Each entry below must appear in the output exactly as written.

=== Begin Enclosure ===

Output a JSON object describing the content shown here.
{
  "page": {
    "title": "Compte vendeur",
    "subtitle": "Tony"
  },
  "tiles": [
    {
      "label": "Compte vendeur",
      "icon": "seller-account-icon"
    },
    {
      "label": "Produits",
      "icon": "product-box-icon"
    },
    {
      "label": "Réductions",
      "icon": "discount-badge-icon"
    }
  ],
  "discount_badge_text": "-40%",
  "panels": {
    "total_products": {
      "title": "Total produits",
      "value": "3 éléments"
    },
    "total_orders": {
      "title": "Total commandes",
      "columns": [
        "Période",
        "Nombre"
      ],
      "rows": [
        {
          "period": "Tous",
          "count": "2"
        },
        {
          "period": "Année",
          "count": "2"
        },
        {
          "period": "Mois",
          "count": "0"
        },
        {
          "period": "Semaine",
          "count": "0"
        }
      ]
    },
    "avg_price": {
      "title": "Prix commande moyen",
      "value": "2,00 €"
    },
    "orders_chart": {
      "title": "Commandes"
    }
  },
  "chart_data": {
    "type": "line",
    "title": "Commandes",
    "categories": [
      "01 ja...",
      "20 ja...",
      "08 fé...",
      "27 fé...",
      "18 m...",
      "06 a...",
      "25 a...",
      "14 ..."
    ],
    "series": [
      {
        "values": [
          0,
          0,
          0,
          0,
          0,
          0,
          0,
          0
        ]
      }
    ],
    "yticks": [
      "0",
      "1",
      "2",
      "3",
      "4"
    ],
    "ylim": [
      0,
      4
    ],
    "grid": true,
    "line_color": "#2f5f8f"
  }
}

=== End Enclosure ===

● **Output for this exercise**:
Output a JSON object describing the content shown here.
{
  "page": {
    "title": "Compte vendeur",
    "subtitle": "Tony"
  },
  "tiles": [
    {
      "label": "Compte vendeur",
      "icon": "seller-account-icon"
    },
    {
      "label": "Produits",
      "icon": "product-box-icon"
    },
    {
      "label": "Réductions",
      "icon": "discount-badge-icon"
    }
  ],
  "discount_badge_text": "-40%",
  "panels": {
    "total_products": {
      "title": "Total produits",
      "value": "3 éléments"
    },
    "total_orders": {
      "title": "Total commandes",
      "columns": [
        "Période",
        "Nombre"
      ],
      "rows": [
        {
          "period": "Tous",
          "count": "2"
        },
        {
          "period": "Année",
          "count": "2"
        },
        {
          "period": "Mois",
          "count": "0"
        },
        {
          "period": "Semaine",
          "count": "0"
        }
      ]
    },
    "avg_price": {
      "title": "Prix commande moyen",
      "value": "2,00 €"
    },
    "orders_chart": {
      "title": "Commandes"
    }
  },
  "chart_data": {
    "type": "line",
    "title": "Commandes",
    "categories": [
      "01 ja...",
      "20 ja...",
      "08 fé...",
      "27 fé...",
      "18 m...",
      "06 a...",
      "25 a...",
      "14 ..."
    ],
    "series": [
      {
        "values": [
          0,
          0,
          0,
          0,
          0,
          0,
          0,
          0
        ]
      }
    ],
    "yticks": [
      "0",
      "1",
      "2",
      "3",
      "4"
    ],
    "ylim": [
      0,
      4
    ],
    "grid": true,
    "line_color": "#2f5f8f"
  }
}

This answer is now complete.